(Entries from a dataset of interfaces)
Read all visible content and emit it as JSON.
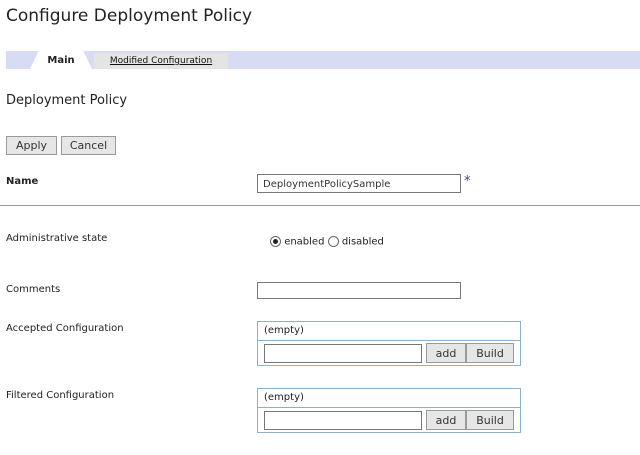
{
  "title": "Configure Deployment Policy",
  "tabs": {
    "main": "Main",
    "modified": "Modified Configuration"
  },
  "section_title": "Deployment Policy",
  "buttons": {
    "apply": "Apply",
    "cancel": "Cancel"
  },
  "name": {
    "label": "Name",
    "value": "DeploymentPolicySample",
    "required": "*"
  },
  "admin_state": {
    "label": "Administrative state",
    "options": [
      "enabled",
      "disabled"
    ],
    "selected": "enabled"
  },
  "comments": {
    "label": "Comments",
    "value": ""
  },
  "accepted": {
    "label": "Accepted Configuration",
    "list_text": "(empty)",
    "add": "add",
    "build": "Build"
  },
  "filtered": {
    "label": "Filtered Configuration",
    "list_text": "(empty)",
    "add": "add",
    "build": "Build"
  }
}
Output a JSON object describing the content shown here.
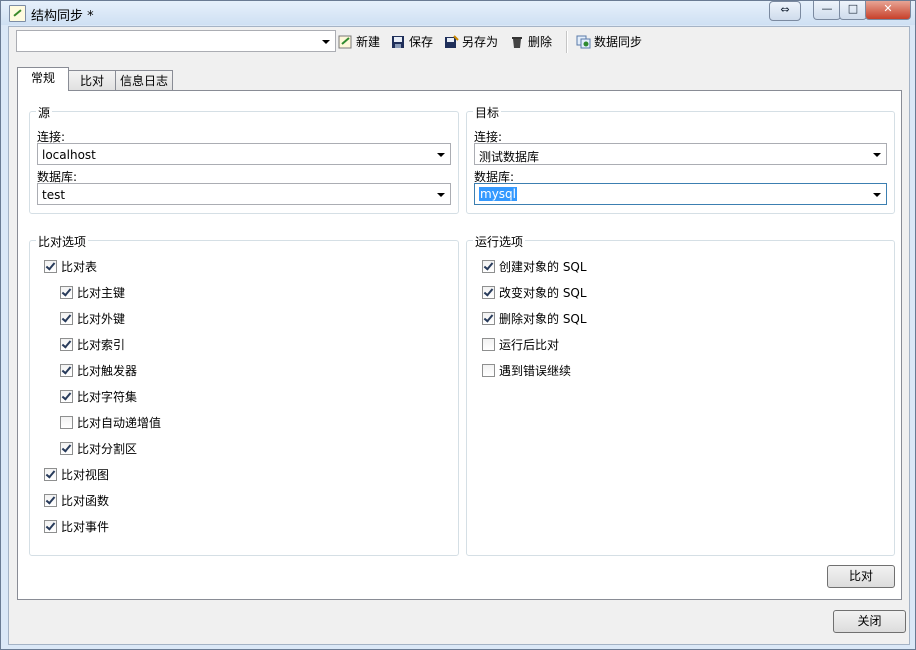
{
  "window": {
    "title": "结构同步 *"
  },
  "titlebar_buttons": {
    "restore_glyph": "⇔",
    "minimize_glyph": "—",
    "maximize_glyph": "□",
    "close_glyph": "✕"
  },
  "toolbar": {
    "profile_value": "",
    "new_label": "新建",
    "save_label": "保存",
    "save_as_label": "另存为",
    "delete_label": "删除",
    "sync_label": "数据同步"
  },
  "tabs": [
    {
      "label": "常规"
    },
    {
      "label": "比对"
    },
    {
      "label": "信息日志"
    }
  ],
  "source": {
    "title": "源",
    "connection_label": "连接:",
    "connection_value": "localhost",
    "database_label": "数据库:",
    "database_value": "test"
  },
  "target": {
    "title": "目标",
    "connection_label": "连接:",
    "connection_value": "测试数据库",
    "database_label": "数据库:",
    "database_value": "mysql"
  },
  "compare_options": {
    "title": "比对选项",
    "items": [
      {
        "label": "比对表",
        "checked": true
      },
      {
        "label": "比对主键",
        "checked": true
      },
      {
        "label": "比对外键",
        "checked": true
      },
      {
        "label": "比对索引",
        "checked": true
      },
      {
        "label": "比对触发器",
        "checked": true
      },
      {
        "label": "比对字符集",
        "checked": true
      },
      {
        "label": "比对自动递增值",
        "checked": false
      },
      {
        "label": "比对分割区",
        "checked": true
      },
      {
        "label": "比对视图",
        "checked": true
      },
      {
        "label": "比对函数",
        "checked": true
      },
      {
        "label": "比对事件",
        "checked": true
      }
    ]
  },
  "run_options": {
    "title": "运行选项",
    "items": [
      {
        "label": "创建对象的 SQL",
        "checked": true
      },
      {
        "label": "改变对象的 SQL",
        "checked": true
      },
      {
        "label": "删除对象的 SQL",
        "checked": true
      },
      {
        "label": "运行后比对",
        "checked": false
      },
      {
        "label": "遇到错误继续",
        "checked": false
      }
    ]
  },
  "buttons": {
    "compare_label": "比对",
    "close_label": "关闭"
  }
}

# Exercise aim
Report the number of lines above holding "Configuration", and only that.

# Task output
3